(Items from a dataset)
/---

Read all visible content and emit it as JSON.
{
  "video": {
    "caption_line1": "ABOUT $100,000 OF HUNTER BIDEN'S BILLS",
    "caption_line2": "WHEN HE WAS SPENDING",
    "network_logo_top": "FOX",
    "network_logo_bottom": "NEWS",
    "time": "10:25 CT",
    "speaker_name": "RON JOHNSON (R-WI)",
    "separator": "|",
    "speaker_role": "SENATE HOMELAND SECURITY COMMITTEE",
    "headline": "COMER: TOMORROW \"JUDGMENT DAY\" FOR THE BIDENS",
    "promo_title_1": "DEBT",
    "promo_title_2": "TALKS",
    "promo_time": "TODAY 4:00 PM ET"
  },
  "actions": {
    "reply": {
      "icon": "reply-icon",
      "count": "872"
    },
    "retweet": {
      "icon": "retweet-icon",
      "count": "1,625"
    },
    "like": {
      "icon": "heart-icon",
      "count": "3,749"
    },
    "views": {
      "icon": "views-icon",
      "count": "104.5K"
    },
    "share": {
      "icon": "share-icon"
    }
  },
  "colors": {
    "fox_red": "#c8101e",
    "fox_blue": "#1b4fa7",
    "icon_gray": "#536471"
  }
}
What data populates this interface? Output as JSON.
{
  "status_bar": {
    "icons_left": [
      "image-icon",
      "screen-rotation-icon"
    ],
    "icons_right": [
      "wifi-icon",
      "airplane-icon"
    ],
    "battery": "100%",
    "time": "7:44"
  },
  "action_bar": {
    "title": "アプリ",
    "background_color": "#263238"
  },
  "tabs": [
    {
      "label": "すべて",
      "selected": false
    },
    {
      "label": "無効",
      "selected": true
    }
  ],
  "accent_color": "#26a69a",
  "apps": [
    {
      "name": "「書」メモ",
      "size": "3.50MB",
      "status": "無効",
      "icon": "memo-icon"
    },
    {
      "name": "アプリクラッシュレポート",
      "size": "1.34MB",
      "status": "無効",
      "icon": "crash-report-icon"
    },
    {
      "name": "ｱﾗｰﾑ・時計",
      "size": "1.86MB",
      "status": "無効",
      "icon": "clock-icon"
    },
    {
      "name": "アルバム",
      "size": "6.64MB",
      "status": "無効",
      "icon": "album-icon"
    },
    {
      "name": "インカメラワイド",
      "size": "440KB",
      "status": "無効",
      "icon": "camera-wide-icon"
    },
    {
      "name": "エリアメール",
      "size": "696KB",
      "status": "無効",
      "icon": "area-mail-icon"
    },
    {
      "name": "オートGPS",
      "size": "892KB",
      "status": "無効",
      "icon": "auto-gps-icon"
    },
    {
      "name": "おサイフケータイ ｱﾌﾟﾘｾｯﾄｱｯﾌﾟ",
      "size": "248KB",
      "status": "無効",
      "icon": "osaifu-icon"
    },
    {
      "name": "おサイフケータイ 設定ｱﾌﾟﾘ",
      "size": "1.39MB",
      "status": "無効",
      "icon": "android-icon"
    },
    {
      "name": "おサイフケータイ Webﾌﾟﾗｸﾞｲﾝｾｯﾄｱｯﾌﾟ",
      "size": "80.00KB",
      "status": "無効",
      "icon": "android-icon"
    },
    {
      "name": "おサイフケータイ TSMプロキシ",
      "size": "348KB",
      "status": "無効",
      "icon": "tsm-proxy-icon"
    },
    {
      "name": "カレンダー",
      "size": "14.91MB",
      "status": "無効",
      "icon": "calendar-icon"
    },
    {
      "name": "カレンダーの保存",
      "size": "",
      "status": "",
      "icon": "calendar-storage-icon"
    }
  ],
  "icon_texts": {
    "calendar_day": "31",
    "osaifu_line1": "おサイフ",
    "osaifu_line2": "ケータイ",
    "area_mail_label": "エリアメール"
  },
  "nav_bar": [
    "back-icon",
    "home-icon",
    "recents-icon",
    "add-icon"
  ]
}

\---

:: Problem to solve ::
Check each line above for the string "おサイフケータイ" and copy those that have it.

:: Solution for this exercise ::
      "name": "おサイフケータイ ｱﾌﾟﾘｾｯﾄｱｯﾌﾟ",
      "name": "おサイフケータイ 設定ｱﾌﾟﾘ",
      "name": "おサイフケータイ Webﾌﾟﾗｸﾞｲﾝｾｯﾄｱｯﾌﾟ",
      "name": "おサイフケータイ TSMプロキシ",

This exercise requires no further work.